- **Aim of the exercise**
Lines from the listing below that contain the string "icon" are to be reported.

- **Data to examine**
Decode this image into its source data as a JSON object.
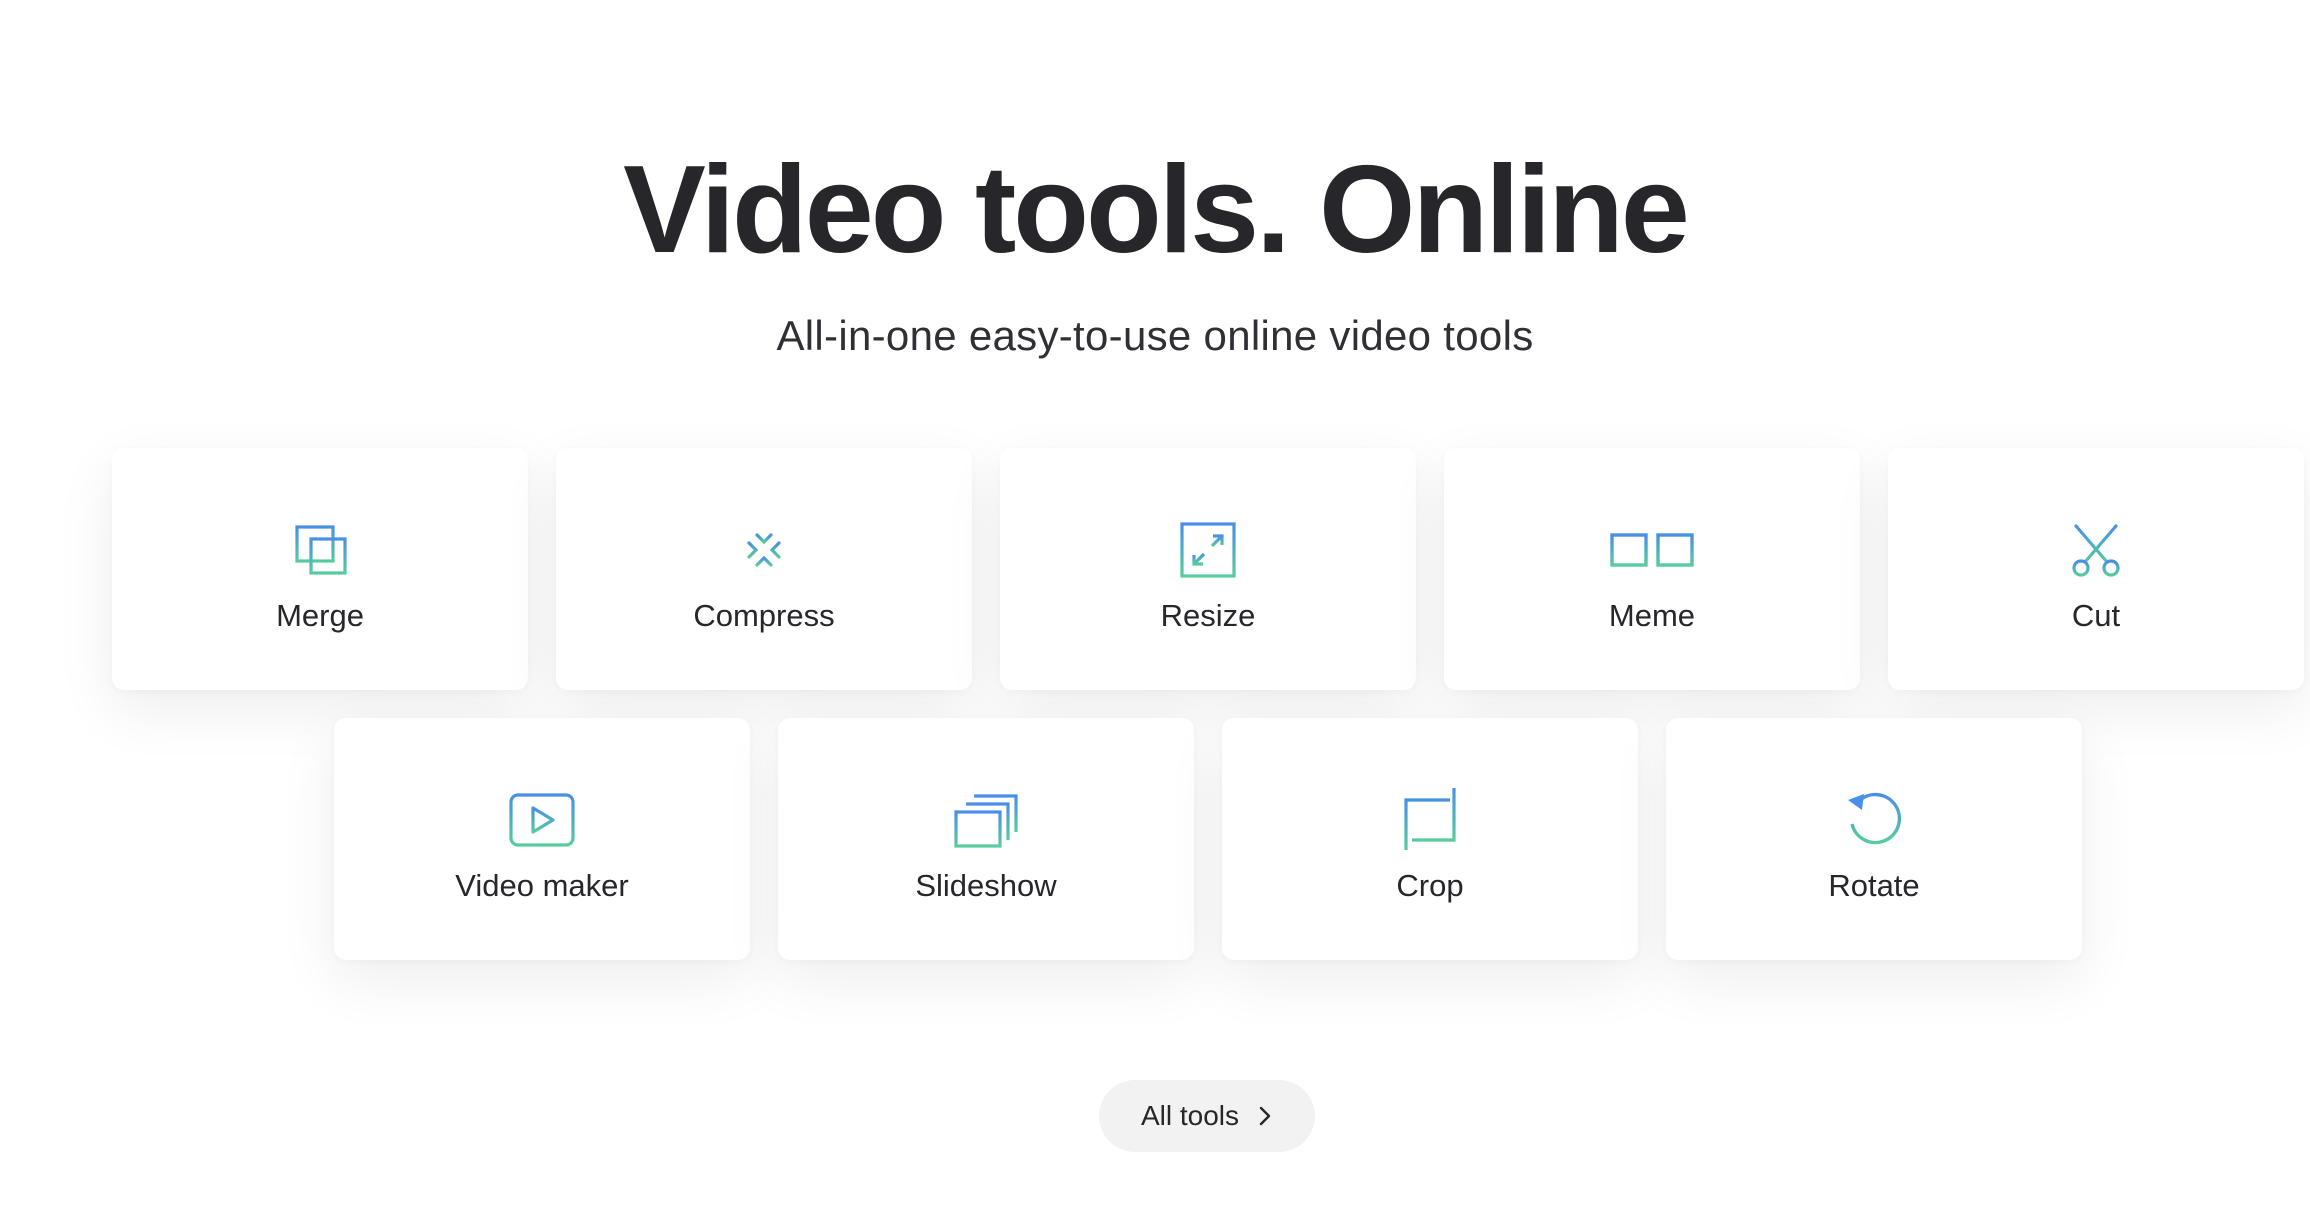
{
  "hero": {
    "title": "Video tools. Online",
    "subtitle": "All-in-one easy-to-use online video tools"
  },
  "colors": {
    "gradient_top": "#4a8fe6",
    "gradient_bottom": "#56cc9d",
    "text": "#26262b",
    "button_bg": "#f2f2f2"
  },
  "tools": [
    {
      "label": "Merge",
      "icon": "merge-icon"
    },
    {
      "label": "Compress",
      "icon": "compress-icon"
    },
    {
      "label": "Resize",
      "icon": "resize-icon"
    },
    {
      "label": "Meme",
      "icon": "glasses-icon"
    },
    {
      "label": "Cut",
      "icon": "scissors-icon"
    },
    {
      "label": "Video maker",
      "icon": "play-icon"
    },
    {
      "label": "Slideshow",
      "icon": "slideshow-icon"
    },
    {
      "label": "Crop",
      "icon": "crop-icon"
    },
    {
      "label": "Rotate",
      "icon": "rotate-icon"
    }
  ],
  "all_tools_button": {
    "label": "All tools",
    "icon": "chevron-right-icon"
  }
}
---
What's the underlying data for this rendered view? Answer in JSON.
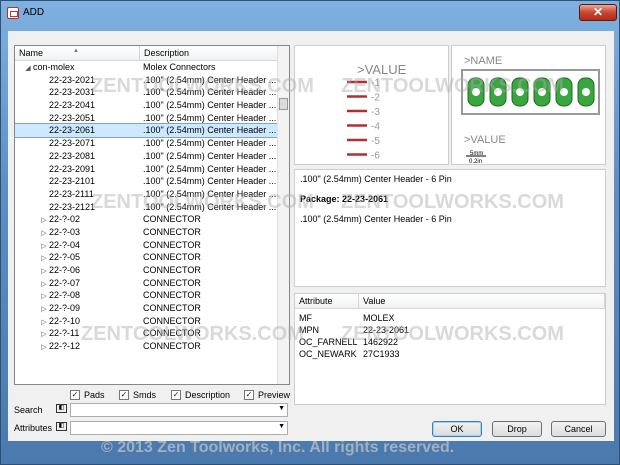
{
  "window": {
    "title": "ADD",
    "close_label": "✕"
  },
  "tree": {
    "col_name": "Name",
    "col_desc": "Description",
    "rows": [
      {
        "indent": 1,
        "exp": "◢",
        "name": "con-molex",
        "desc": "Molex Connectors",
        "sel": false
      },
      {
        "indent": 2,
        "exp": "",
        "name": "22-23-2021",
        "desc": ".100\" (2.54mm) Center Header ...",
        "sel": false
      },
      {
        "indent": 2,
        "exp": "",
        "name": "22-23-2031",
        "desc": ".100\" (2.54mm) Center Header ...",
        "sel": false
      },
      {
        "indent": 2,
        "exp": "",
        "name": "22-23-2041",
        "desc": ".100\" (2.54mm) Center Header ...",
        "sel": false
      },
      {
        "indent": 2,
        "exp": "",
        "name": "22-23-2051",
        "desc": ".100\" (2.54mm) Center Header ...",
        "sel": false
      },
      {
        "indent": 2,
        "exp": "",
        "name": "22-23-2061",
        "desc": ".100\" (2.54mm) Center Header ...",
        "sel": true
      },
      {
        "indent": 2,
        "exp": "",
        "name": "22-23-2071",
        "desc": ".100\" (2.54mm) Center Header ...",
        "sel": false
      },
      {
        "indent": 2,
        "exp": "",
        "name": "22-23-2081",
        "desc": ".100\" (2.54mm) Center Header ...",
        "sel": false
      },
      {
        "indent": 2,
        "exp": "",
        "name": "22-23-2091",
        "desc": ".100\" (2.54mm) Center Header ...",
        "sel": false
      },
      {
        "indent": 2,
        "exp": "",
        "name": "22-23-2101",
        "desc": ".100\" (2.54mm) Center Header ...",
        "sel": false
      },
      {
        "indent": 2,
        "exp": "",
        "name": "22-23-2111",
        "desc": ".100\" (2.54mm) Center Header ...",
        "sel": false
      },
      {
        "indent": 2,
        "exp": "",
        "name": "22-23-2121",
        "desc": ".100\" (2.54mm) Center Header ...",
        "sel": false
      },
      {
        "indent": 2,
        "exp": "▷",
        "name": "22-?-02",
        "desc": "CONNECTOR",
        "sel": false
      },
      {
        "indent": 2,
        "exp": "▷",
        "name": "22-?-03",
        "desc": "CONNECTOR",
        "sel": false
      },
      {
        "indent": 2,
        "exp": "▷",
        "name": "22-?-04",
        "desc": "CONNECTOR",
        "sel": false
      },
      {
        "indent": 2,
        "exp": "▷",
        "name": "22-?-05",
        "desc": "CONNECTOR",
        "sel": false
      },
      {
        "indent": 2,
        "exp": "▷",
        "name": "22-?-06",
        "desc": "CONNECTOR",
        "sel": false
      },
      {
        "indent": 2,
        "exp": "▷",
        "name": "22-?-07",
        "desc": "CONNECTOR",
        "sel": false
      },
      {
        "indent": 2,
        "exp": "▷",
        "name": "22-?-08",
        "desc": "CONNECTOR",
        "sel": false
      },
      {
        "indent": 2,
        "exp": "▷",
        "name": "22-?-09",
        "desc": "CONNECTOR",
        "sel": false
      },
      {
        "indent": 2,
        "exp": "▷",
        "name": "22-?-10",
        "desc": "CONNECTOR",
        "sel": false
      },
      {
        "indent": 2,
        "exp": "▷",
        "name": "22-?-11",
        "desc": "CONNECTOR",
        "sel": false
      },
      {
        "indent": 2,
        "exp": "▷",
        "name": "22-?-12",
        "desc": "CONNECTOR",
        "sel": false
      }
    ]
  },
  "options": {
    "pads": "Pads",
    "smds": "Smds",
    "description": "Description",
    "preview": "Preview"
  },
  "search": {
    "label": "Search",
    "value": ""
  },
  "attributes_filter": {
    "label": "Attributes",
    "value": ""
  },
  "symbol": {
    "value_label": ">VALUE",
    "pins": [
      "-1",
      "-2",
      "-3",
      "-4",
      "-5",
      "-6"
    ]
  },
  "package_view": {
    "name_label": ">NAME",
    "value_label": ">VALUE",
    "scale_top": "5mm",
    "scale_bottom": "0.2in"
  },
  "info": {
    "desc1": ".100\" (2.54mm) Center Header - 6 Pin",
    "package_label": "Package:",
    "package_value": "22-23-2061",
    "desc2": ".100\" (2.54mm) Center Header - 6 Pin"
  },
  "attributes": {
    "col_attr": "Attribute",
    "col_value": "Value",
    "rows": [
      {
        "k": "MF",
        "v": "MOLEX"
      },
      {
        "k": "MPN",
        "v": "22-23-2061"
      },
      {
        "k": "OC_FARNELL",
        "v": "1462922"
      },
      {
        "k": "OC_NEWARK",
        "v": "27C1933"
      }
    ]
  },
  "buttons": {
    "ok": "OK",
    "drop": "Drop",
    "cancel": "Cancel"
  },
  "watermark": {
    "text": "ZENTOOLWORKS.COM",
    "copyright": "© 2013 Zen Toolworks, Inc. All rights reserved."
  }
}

- **Response to this exercise**
      "icon": "merge-icon"
      "icon": "compress-icon"
      "icon": "resize-icon"
      "icon": "glasses-icon"
      "icon": "scissors-icon"
      "icon": "play-icon"
      "icon": "slideshow-icon"
      "icon": "crop-icon"
      "icon": "rotate-icon"
    "icon": "chevron-right-icon"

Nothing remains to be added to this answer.